*Task prompt*: Below are records. Find each line in them that holds the word "content" and copy it.
··· Provided data ···
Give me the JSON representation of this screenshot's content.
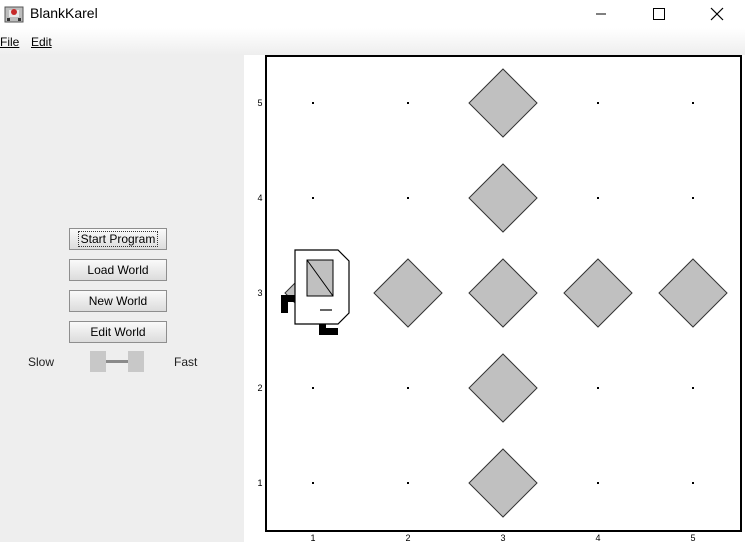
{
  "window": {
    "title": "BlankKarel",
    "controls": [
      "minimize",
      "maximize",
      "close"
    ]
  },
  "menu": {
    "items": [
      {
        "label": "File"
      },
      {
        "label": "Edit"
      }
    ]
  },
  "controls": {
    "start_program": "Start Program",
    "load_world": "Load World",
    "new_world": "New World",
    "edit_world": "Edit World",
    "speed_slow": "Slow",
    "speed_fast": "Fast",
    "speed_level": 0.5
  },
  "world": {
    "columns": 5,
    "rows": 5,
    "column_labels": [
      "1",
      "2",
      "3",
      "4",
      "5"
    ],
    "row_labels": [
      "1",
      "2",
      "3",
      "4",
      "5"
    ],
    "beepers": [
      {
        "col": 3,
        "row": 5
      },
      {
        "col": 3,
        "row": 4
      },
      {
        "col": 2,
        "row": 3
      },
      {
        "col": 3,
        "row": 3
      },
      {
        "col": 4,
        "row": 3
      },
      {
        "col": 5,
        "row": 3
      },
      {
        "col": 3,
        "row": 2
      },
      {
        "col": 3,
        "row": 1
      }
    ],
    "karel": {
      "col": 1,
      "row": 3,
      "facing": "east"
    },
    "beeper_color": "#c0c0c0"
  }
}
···
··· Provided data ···
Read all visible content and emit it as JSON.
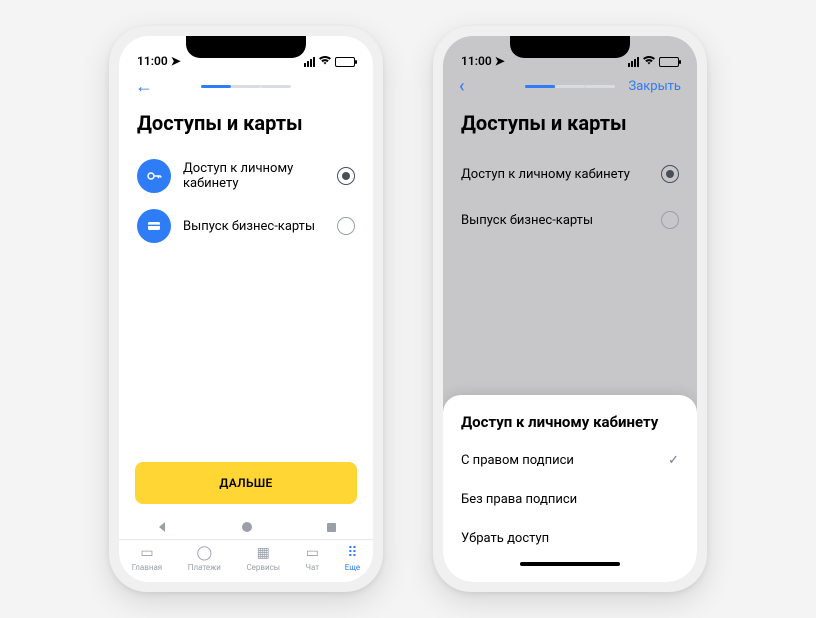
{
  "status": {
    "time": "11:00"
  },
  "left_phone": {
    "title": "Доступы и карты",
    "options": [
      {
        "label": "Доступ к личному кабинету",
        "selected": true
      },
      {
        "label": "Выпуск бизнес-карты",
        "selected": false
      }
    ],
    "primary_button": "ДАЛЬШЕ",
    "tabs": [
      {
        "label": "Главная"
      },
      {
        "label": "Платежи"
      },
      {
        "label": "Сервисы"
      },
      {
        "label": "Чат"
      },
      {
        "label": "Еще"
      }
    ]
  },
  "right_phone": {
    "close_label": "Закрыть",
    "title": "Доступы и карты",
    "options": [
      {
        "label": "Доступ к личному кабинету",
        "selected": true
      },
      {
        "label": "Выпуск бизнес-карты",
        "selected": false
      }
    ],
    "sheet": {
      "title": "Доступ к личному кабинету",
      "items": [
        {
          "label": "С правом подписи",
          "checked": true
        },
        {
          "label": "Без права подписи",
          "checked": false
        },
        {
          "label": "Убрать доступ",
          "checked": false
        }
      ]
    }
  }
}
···
*Result for this task*:
Give me the JSON representation of this screenshot's content.
Read all visible content and emit it as JSON.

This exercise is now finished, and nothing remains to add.